Task data:
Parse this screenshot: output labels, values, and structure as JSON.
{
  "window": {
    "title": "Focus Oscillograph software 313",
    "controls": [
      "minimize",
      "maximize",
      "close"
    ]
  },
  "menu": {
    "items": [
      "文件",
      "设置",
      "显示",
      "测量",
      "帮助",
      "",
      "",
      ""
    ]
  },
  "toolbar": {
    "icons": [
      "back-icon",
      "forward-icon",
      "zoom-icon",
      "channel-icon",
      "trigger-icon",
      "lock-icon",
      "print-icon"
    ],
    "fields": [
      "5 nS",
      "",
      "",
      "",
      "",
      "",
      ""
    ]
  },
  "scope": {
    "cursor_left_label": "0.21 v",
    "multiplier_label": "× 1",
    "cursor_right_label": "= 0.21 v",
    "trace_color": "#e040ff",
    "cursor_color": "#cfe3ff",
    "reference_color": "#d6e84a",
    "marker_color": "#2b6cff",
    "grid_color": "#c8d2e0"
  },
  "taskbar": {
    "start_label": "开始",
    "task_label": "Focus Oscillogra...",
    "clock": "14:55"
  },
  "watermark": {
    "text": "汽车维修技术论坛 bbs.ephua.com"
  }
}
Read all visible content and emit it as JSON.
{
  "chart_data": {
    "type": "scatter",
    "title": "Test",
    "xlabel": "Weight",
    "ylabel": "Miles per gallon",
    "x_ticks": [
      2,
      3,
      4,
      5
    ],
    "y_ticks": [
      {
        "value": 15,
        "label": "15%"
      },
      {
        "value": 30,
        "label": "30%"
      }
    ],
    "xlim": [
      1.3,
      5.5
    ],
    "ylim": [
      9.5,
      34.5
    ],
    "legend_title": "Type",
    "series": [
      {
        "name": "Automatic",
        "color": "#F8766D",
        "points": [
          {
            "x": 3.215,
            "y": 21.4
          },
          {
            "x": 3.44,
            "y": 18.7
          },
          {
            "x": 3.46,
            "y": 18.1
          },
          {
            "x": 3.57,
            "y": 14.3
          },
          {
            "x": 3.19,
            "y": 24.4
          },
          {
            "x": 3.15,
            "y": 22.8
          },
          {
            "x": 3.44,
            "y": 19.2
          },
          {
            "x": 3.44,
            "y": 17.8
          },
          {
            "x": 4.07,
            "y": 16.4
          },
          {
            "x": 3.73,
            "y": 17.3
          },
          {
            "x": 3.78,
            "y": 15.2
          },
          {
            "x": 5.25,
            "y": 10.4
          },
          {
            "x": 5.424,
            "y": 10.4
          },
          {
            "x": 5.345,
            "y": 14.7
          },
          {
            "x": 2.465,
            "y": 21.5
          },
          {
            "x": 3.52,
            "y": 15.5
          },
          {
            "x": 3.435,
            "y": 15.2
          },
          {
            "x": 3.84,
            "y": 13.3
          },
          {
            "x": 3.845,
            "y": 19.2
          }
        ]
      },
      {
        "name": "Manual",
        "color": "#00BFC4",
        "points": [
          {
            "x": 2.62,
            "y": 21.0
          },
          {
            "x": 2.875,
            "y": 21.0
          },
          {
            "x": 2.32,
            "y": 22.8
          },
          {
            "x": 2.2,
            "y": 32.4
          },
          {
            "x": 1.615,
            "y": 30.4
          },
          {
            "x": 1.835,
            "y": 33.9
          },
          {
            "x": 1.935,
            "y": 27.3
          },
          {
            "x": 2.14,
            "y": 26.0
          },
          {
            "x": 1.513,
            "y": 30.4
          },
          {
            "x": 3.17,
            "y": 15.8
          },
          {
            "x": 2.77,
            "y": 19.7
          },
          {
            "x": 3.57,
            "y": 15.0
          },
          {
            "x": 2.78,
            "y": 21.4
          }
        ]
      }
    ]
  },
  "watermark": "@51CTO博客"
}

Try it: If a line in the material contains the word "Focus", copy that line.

Written answer:
    "title": "Focus Oscillograph software 313",
    "task_label": "Focus Oscillogra...",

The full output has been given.